Cold Kids & Campfires Pt 2 Brings the Heat to Saint Louis


By Jonathon Walters
Photos by Jonathon Walters Photography  

The Cold Kids & Campfires Tour Pt 2 stopped at Fubar in St. Louis, Missouri. Headlining the much- anticipated show were Chicago alternative bands; 7 Minutes in Heaven and Marina City, and Virginia’s Pop/Punk group, Broadside. Supporting groups were Life on Broadway of Centralia, Illinois and This Is Our Dance, of STL.

Fans lined up hours before the show in sub-freezing temperatures to guarantee a spot close to the action—even this weather couldn’t break devoted fans’ spirit.

By the time opening act, This Is Our Dance took the stage the crowd was at a fever pitch. The group loop-backed vocal performance showed it was definitely not the band’s first time in the spotlight, having shared the stage in the past with acts such as Alex Goot and Sam Tsui. Throughout the performance Davey Vaughn consistently delivered passionate vocal ranges.

A poised display of emotions hinting at the struggles of growing up and a diverse conveyance of well-placed metaphors were apparent in all the lyrics of their songs, but especially in “Beyond the Horizon.” In “Now I’m Listening” epiphanic verses suggested how the simple gesture of listening can slowly mend issues from relationships past, provided they haven’t been delayed too long.

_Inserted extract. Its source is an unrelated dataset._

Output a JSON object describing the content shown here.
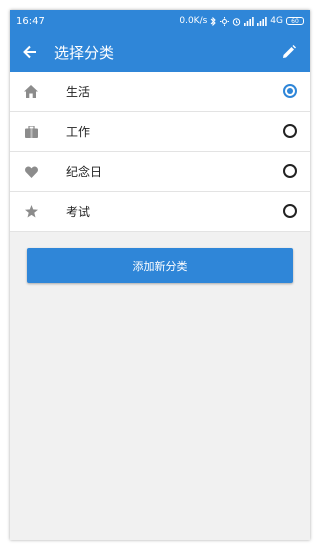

Local favorite and supporting act, Life On Broadway but brought their rock game—covering everything from acoustic to rap—revving up the crowd. This performance marked one year and four days since they first took the stage, and to add to the significance, 2016 marked the second consecutive year playing with both the “Cold Kids & Campfires Tour” and 7 Minutes in Heaven at Fubar.

Marina City took control and brought the heat. From engaging the audience on a “longest claps game” to talking to individual crowd members, they mesmerized. Interestingly enough, their talent doesn’t lie solely with any one-band member, but yet as a unified team working together like a well-oiled machine.

By “I Can’t Love You” the crowd had begun to get in touch with their feelings. And despite it being an “acoustic tour,” that didn’t stop vocalist and front man Ryan Argast from jumping around on stage. The emotional resonance and depiction of loss delivered in this song was enough to chill even the warmest of hearts.

How do you follow up such a powerful performance? You do it with a story of overcoming life’s obstacles. Argast took a serious stance and explained how life can, “get to you.” He said, “Life isn’t always fair.” When his band drove 24-hours to perform at a large festival in the south they arrived to discover that they had been taken for $1400. Too broke to retreat with their tails between their legs; they ventured a bold move: pulling out their guitars they took to the streets, busking. In a short amount of time they had made enough money singing to passersby that they were not only able to return home, but also to eventually record a new album.

The impactful tale seemed to give the crowd hope. During the next part of their set, Marina City explored their musical boundaries, pushing the envelope on genre norms. They turned off all guitars and microphones and performed a song completely unplugged to honor the their past struggles. This is, without a doubt, a band to watch as they rise through the charts in the coming years.

Broadside followed and lead singer, Ollie Baxxter captivated the audience with his powerful delivery. This song about the life experiences of a mature man standing strong to honor his family was perfect poetry. The band enchanted the patrons into a trance-like state. It would be difficult not to enjoy a performance from a group of musicians and artists as they intricately recalled songs of about wishing they had done things differently as opposed to being selfish, as stated in their EP, “Side Effects.”

The scene fit nicely with the theme of the tour as the group brought the evening to a calm finale while delivering the theme to the audience. Clad in their sweaters and sock hats, they almost seemed to be nestled snuggly around a makeshift “campfire.” And the crowd’s energy didn’t fade out until the last note was strummed.